(Input Opens)
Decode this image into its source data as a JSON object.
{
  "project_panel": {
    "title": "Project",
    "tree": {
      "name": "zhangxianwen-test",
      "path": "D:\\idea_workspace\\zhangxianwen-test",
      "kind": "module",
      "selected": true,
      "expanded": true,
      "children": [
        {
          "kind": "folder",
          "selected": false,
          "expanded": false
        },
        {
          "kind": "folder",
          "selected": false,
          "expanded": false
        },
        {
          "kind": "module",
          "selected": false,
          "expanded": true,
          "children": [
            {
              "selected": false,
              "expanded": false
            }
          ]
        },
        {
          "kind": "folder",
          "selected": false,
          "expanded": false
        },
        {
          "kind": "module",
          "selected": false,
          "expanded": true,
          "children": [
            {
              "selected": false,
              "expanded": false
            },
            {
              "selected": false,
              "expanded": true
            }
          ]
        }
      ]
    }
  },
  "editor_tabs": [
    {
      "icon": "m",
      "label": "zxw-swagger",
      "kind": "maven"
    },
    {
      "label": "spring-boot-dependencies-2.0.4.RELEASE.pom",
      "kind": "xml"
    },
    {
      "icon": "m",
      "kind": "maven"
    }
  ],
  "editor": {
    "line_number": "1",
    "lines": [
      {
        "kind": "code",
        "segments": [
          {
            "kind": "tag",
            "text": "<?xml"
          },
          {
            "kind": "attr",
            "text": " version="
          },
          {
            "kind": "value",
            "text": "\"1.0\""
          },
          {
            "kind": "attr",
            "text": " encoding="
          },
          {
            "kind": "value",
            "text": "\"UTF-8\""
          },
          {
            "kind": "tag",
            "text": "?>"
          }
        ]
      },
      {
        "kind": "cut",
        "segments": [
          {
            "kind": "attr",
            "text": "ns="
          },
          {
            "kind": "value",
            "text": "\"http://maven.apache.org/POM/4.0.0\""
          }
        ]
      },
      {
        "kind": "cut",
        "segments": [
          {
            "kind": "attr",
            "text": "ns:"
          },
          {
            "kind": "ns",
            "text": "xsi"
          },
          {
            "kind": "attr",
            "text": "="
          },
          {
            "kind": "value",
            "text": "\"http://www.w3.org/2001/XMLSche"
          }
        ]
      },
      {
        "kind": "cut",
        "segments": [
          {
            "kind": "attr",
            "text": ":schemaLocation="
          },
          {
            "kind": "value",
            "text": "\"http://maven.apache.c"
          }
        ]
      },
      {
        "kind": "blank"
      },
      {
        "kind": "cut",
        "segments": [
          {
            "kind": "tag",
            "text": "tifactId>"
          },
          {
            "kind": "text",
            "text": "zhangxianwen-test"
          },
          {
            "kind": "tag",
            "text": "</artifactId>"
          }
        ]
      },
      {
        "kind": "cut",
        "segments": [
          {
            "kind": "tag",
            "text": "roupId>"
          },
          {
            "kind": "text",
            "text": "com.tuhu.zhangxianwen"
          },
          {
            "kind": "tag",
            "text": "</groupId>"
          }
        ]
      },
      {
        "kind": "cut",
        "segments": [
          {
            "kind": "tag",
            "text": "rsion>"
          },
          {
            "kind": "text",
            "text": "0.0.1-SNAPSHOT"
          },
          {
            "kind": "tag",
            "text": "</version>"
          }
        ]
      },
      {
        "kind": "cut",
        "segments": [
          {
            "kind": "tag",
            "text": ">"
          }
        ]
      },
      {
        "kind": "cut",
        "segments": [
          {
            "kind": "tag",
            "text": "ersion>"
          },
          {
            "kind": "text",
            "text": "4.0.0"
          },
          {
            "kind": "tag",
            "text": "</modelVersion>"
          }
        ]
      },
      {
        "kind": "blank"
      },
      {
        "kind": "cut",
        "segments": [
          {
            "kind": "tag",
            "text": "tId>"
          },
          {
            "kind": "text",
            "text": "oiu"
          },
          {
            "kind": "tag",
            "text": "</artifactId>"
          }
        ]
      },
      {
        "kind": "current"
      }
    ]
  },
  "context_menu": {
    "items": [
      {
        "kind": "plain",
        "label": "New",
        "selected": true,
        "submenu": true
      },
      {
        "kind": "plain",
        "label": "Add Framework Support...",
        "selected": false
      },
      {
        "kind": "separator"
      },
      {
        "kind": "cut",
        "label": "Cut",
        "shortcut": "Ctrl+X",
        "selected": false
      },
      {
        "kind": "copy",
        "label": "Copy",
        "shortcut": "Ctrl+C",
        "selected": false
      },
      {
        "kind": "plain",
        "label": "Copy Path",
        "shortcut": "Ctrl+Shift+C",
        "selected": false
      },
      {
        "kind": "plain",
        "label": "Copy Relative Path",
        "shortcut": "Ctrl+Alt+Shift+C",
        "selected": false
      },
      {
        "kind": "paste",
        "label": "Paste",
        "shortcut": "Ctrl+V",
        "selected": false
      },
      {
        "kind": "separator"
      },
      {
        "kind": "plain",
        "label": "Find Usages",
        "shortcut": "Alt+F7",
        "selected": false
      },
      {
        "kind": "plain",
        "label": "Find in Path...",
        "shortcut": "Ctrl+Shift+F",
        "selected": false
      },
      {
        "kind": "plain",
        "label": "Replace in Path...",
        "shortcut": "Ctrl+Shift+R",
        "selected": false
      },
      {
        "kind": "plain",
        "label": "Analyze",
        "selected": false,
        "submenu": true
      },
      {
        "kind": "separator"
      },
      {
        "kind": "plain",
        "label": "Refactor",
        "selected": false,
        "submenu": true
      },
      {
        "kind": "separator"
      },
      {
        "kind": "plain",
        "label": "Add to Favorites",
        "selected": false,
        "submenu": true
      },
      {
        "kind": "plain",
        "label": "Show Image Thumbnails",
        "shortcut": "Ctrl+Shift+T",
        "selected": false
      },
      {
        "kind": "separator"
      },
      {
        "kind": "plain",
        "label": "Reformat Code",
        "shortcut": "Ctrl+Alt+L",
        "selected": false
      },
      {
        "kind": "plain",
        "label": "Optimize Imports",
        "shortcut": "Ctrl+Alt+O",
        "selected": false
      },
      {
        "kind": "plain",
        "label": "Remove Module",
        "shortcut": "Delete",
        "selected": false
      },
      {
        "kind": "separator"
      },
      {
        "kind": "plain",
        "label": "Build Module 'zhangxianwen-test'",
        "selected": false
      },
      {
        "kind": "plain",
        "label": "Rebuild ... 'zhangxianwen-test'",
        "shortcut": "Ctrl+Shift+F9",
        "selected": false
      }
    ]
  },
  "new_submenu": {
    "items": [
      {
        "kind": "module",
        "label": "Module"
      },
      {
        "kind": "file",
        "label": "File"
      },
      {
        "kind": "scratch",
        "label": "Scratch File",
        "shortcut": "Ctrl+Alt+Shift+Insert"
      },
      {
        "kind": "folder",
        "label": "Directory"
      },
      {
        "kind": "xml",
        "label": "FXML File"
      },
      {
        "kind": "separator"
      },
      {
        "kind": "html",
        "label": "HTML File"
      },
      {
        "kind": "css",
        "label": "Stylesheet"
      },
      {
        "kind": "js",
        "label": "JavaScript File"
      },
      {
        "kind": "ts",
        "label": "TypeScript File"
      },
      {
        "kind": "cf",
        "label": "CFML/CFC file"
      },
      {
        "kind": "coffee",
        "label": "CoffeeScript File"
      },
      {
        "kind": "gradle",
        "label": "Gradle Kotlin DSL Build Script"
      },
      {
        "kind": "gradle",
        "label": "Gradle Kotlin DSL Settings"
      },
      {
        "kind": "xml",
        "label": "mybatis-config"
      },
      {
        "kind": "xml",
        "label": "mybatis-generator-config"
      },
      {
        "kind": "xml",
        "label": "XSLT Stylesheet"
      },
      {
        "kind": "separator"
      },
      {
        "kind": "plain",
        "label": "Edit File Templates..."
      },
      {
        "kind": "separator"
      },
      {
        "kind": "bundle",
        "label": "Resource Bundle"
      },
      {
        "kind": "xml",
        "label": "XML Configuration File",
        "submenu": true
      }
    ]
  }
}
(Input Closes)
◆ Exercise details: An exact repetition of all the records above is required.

◆ Result of this exercise:
Decode this image into its source data as a JSON object.
{
  "project_panel": {
    "title": "Project",
    "tree": {
      "name": "zhangxianwen-test",
      "path": "D:\\idea_workspace\\zhangxianwen-test",
      "kind": "module",
      "selected": true,
      "expanded": true,
      "children": [
        {
          "kind": "folder",
          "selected": false,
          "expanded": false
        },
        {
          "kind": "folder",
          "selected": false,
          "expanded": false
        },
        {
          "kind": "module",
          "selected": false,
          "expanded": true,
          "children": [
            {
              "selected": false,
              "expanded": false
            }
          ]
        },
        {
          "kind": "folder",
          "selected": false,
          "expanded": false
        },
        {
          "kind": "module",
          "selected": false,
          "expanded": true,
          "children": [
            {
              "selected": false,
              "expanded": false
            },
            {
              "selected": false,
              "expanded": true
            }
          ]
        }
      ]
    }
  },
  "editor_tabs": [
    {
      "icon": "m",
      "label": "zxw-swagger",
      "kind": "maven"
    },
    {
      "label": "spring-boot-dependencies-2.0.4.RELEASE.pom",
      "kind": "xml"
    },
    {
      "icon": "m",
      "kind": "maven"
    }
  ],
  "editor": {
    "line_number": "1",
    "lines": [
      {
        "kind": "code",
        "segments": [
          {
            "kind": "tag",
            "text": "<?xml"
          },
          {
            "kind": "attr",
            "text": " version="
          },
          {
            "kind": "value",
            "text": "\"1.0\""
          },
          {
            "kind": "attr",
            "text": " encoding="
          },
          {
            "kind": "value",
            "text": "\"UTF-8\""
          },
          {
            "kind": "tag",
            "text": "?>"
          }
        ]
      },
      {
        "kind": "cut",
        "segments": [
          {
            "kind": "attr",
            "text": "ns="
          },
          {
            "kind": "value",
            "text": "\"http://maven.apache.org/POM/4.0.0\""
          }
        ]
      },
      {
        "kind": "cut",
        "segments": [
          {
            "kind": "attr",
            "text": "ns:"
          },
          {
            "kind": "ns",
            "text": "xsi"
          },
          {
            "kind": "attr",
            "text": "="
          },
          {
            "kind": "value",
            "text": "\"http://www.w3.org/2001/XMLSche"
          }
        ]
      },
      {
        "kind": "cut",
        "segments": [
          {
            "kind": "attr",
            "text": ":schemaLocation="
          },
          {
            "kind": "value",
            "text": "\"http://maven.apache.c"
          }
        ]
      },
      {
        "kind": "blank"
      },
      {
        "kind": "cut",
        "segments": [
          {
            "kind": "tag",
            "text": "tifactId>"
          },
          {
            "kind": "text",
            "text": "zhangxianwen-test"
          },
          {
            "kind": "tag",
            "text": "</artifactId>"
          }
        ]
      },
      {
        "kind": "cut",
        "segments": [
          {
            "kind": "tag",
            "text": "roupId>"
          },
          {
            "kind": "text",
            "text": "com.tuhu.zhangxianwen"
          },
          {
            "kind": "tag",
            "text": "</groupId>"
          }
        ]
      },
      {
        "kind": "cut",
        "segments": [
          {
            "kind": "tag",
            "text": "rsion>"
          },
          {
            "kind": "text",
            "text": "0.0.1-SNAPSHOT"
          },
          {
            "kind": "tag",
            "text": "</version>"
          }
        ]
      },
      {
        "kind": "cut",
        "segments": [
          {
            "kind": "tag",
            "text": ">"
          }
        ]
      },
      {
        "kind": "cut",
        "segments": [
          {
            "kind": "tag",
            "text": "ersion>"
          },
          {
            "kind": "text",
            "text": "4.0.0"
          },
          {
            "kind": "tag",
            "text": "</modelVersion>"
          }
        ]
      },
      {
        "kind": "blank"
      },
      {
        "kind": "cut",
        "segments": [
          {
            "kind": "tag",
            "text": "tId>"
          },
          {
            "kind": "text",
            "text": "oiu"
          },
          {
            "kind": "tag",
            "text": "</artifactId>"
          }
        ]
      },
      {
        "kind": "current"
      }
    ]
  },
  "context_menu": {
    "items": [
      {
        "kind": "plain",
        "label": "New",
        "selected": true,
        "submenu": true
      },
      {
        "kind": "plain",
        "label": "Add Framework Support...",
        "selected": false
      },
      {
        "kind": "separator"
      },
      {
        "kind": "cut",
        "label": "Cut",
        "shortcut": "Ctrl+X",
        "selected": false
      },
      {
        "kind": "copy",
        "label": "Copy",
        "shortcut": "Ctrl+C",
        "selected": false
      },
      {
        "kind": "plain",
        "label": "Copy Path",
        "shortcut": "Ctrl+Shift+C",
        "selected": false
      },
      {
        "kind": "plain",
        "label": "Copy Relative Path",
        "shortcut": "Ctrl+Alt+Shift+C",
        "selected": false
      },
      {
        "kind": "paste",
        "label": "Paste",
        "shortcut": "Ctrl+V",
        "selected": false
      },
      {
        "kind": "separator"
      },
      {
        "kind": "plain",
        "label": "Find Usages",
        "shortcut": "Alt+F7",
        "selected": false
      },
      {
        "kind": "plain",
        "label": "Find in Path...",
        "shortcut": "Ctrl+Shift+F",
        "selected": false
      },
      {
        "kind": "plain",
        "label": "Replace in Path...",
        "shortcut": "Ctrl+Shift+R",
        "selected": false
      },
      {
        "kind": "plain",
        "label": "Analyze",
        "selected": false,
        "submenu": true
      },
      {
        "kind": "separator"
      },
      {
        "kind": "plain",
        "label": "Refactor",
        "selected": false,
        "submenu": true
      },
      {
        "kind": "separator"
      },
      {
        "kind": "plain",
        "label": "Add to Favorites",
        "selected": false,
        "submenu": true
      },
      {
        "kind": "plain",
        "label": "Show Image Thumbnails",
        "shortcut": "Ctrl+Shift+T",
        "selected": false
      },
      {
        "kind": "separator"
      },
      {
        "kind": "plain",
        "label": "Reformat Code",
        "shortcut": "Ctrl+Alt+L",
        "selected": false
      },
      {
        "kind": "plain",
        "label": "Optimize Imports",
        "shortcut": "Ctrl+Alt+O",
        "selected": false
      },
      {
        "kind": "plain",
        "label": "Remove Module",
        "shortcut": "Delete",
        "selected": false
      },
      {
        "kind": "separator"
      },
      {
        "kind": "plain",
        "label": "Build Module 'zhangxianwen-test'",
        "selected": false
      },
      {
        "kind": "plain",
        "label": "Rebuild ... 'zhangxianwen-test'",
        "shortcut": "Ctrl+Shift+F9",
        "selected": false
      }
    ]
  },
  "new_submenu": {
    "items": [
      {
        "kind": "module",
        "label": "Module"
      },
      {
        "kind": "file",
        "label": "File"
      },
      {
        "kind": "scratch",
        "label": "Scratch File",
        "shortcut": "Ctrl+Alt+Shift+Insert"
      },
      {
        "kind": "folder",
        "label": "Directory"
      },
      {
        "kind": "xml",
        "label": "FXML File"
      },
      {
        "kind": "separator"
      },
      {
        "kind": "html",
        "label": "HTML File"
      },
      {
        "kind": "css",
        "label": "Stylesheet"
      },
      {
        "kind": "js",
        "label": "JavaScript File"
      },
      {
        "kind": "ts",
        "label": "TypeScript File"
      },
      {
        "kind": "cf",
        "label": "CFML/CFC file"
      },
      {
        "kind": "coffee",
        "label": "CoffeeScript File"
      },
      {
        "kind": "gradle",
        "label": "Gradle Kotlin DSL Build Script"
      },
      {
        "kind": "gradle",
        "label": "Gradle Kotlin DSL Settings"
      },
      {
        "kind": "xml",
        "label": "mybatis-config"
      },
      {
        "kind": "xml",
        "label": "mybatis-generator-config"
      },
      {
        "kind": "xml",
        "label": "XSLT Stylesheet"
      },
      {
        "kind": "separator"
      },
      {
        "kind": "plain",
        "label": "Edit File Templates..."
      },
      {
        "kind": "separator"
      },
      {
        "kind": "bundle",
        "label": "Resource Bundle"
      },
      {
        "kind": "xml",
        "label": "XML Configuration File",
        "submenu": true
      }
    ]
  }
}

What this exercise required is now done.